I argued with him that what happened at the Texas school shooting had nothing to do with the media, liberal or otherwise. In my opinion, it was the easy access of anyone residing in the US to go and buy semi-automatic guns and use them on defenceless people. Steps to curtail the ease of purchase and access — such as psychological profile screening and stringent background checks were fought in many states and shot down. America hadn’t become more violent. It was just that the people had more access to deadlier guns that could mow down a classroom of kids within seconds through the use of automatic weapons.

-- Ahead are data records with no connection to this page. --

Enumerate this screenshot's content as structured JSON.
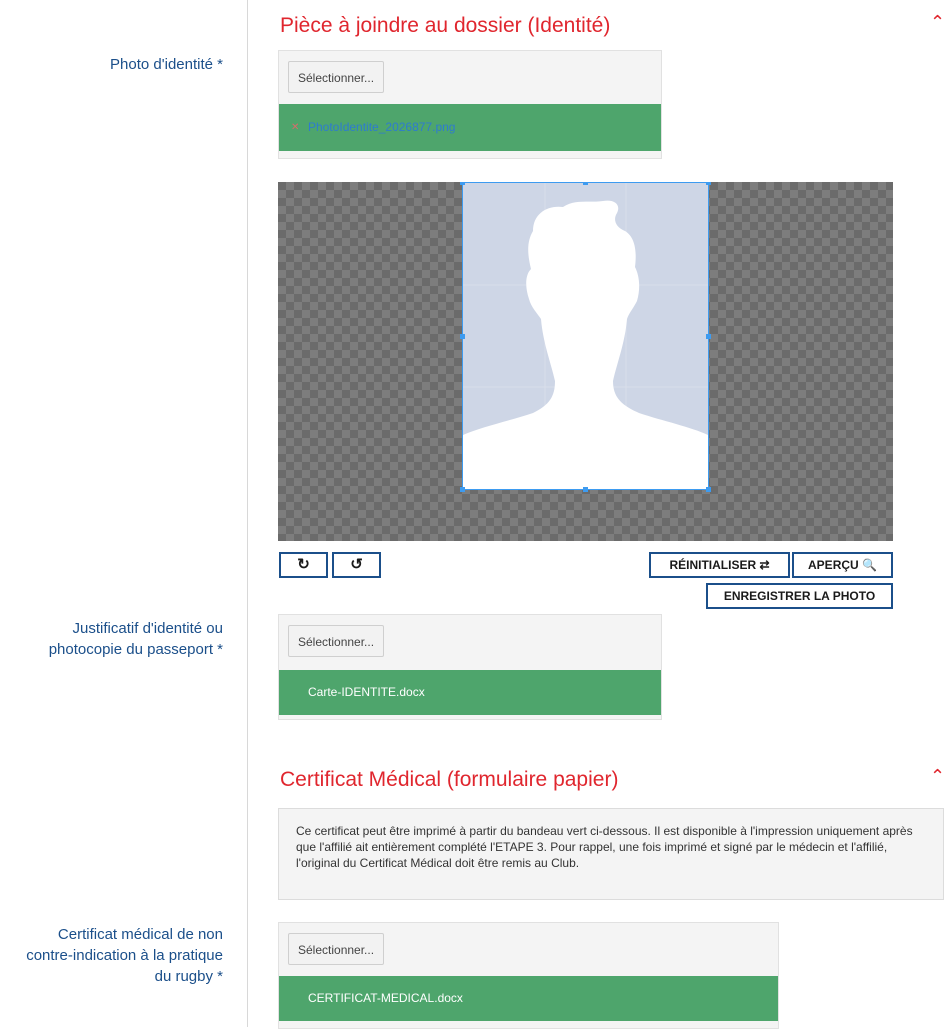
{
  "section_identity": {
    "title": "Pièce à joindre au dossier (Identité)",
    "photo_field": {
      "label": "Photo d'identité *",
      "select_label": "Sélectionner...",
      "file_name": "PhotoIdentite_2026877.png"
    },
    "cropper": {
      "rotate_right_glyph": "↻",
      "rotate_left_glyph": "↺",
      "reset_label": "RÉINITIALISER ⇄",
      "preview_label": "APERÇU 🔍",
      "save_label": "ENREGISTRER LA PHOTO"
    },
    "id_field": {
      "label_line1": "Justificatif d'identité ou",
      "label_line2": "photocopie du passeport *",
      "select_label": "Sélectionner...",
      "file_name": "Carte-IDENTITE.docx"
    }
  },
  "section_medical": {
    "title": "Certificat Médical (formulaire papier)",
    "info_line1": "Ce certificat peut être imprimé à partir du bandeau vert ci-dessous. Il est disponible à l'impression uniquement après",
    "info_line2": "que l'affilié ait entièrement complété l'ETAPE 3. Pour rappel, une fois imprimé et signé par le médecin et l'affilié,",
    "info_line3": "l'original du Certificat Médical doit être remis au Club.",
    "cert_field": {
      "label_line1": "Certificat médical de non",
      "label_line2": "contre-indication à la pratique",
      "label_line3": "du rugby *",
      "select_label": "Sélectionner...",
      "file_name": "CERTIFICAT-MEDICAL.docx"
    }
  },
  "colors": {
    "accent_red": "#e0262e",
    "label_blue": "#1b4f8a",
    "file_green": "#4ea56c",
    "crop_blue": "#3d9bf0"
  },
  "icons": [
    "rotate-right-icon",
    "rotate-left-icon",
    "reset-icon",
    "search-icon",
    "chevron-up-icon",
    "remove-file-icon"
  ]
}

He argued that the right to purchase and own guns was protected by the constitution by ‘the first amendment,’ and guaranteed for all Americans. I had to correct him that the first amendment had nothing to do with the trade of arms. Instead it was the second amendment to the US constitution that gave citizens the right to bear arms, the intention being to protect oneself and country from external threats. Shooting down defenceless kids in cold blood was not a threat now was it?

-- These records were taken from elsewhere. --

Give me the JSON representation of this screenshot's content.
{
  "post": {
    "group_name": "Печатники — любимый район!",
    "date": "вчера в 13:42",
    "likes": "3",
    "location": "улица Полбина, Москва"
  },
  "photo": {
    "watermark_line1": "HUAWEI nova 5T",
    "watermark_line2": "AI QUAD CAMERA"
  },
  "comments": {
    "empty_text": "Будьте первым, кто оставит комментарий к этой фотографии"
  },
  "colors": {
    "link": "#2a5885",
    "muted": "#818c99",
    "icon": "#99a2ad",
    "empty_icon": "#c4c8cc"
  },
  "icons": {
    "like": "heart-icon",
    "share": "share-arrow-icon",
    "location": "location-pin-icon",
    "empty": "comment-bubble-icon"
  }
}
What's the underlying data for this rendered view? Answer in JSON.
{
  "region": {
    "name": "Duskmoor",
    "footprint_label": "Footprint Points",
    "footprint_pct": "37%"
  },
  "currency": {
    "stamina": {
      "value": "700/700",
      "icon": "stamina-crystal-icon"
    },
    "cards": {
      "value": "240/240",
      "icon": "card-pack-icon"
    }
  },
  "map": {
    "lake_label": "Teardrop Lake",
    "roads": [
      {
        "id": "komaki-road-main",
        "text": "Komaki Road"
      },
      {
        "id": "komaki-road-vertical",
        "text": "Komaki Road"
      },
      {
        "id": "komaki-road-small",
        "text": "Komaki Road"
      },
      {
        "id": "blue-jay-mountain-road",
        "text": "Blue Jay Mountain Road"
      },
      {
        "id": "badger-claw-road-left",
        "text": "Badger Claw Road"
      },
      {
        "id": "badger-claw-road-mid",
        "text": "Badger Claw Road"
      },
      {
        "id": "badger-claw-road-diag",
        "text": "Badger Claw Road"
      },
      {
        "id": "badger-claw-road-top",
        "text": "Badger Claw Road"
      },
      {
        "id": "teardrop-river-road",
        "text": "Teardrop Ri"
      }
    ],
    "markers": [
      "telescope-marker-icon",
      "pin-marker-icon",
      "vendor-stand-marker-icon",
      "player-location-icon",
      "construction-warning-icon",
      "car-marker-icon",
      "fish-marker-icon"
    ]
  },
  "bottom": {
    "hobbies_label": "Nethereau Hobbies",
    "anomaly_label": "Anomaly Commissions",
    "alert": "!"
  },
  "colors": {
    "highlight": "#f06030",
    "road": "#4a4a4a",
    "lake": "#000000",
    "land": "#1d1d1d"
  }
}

My acquaintance retorted back saying that with ‘these Islamic terrorists running around, Americans had a right to be careful.’ “Look at Daesh and Al Qaida and all these other Islamist groups running around and killing and drowning people in blood. Should we just lay back and let them bring us down? How many terrorist acts have taken place killing innocent people. And Americans also have to protect ourselves from these people coming across the border with their bags of crime and what not.”

Now didn’t we all hear something similar during the last presidential elections? I steered him back to the incident of the shooting wanting to understand how all that he was telling me fit in with the particular incident at the Texas high school. It was a tragedy that had no political or religious undertones, I told him and there were certainly no Islamists involved to the disappointment of many Western pundits who are quick to malign an entire religion based on the dastardly actions of a few deviates.

Gun control issue

He etched out a few more excuses and would not even express condemnation of the incident. I had a suspicion that he was annoyed with all the media attention that was being given to the gun control issue, and like many other Americans would have preferred the shooter to be a Muslim or an Afro-American, which would have somehow justified to him and all those other gun lovers that indeed they were right in their assessment all along. They had to stock themselves up with guns including rapid fire automatic weapons to ‘keep America safe.’ This was not much different than a statement I overheard at a local coffee shop by an elderly white man talking to his companion about keeping ‘America white again.’ He was muttering about the high proportion of Asians who were staffing the coffee shop and serving customers.

Sadly, there exist such folks in the land of the free and the home of the brave, people who have crawled out of the woodwork, buoyed and encouraged by a president whose inflammatory rhetoric against minorities has been repeatedly recorded. To those people I have this message: ‘Making America great again’ is a noble thought but it will never come through the barrel of gun or expulsion of all non-whites.

This article provided by NewsEdge.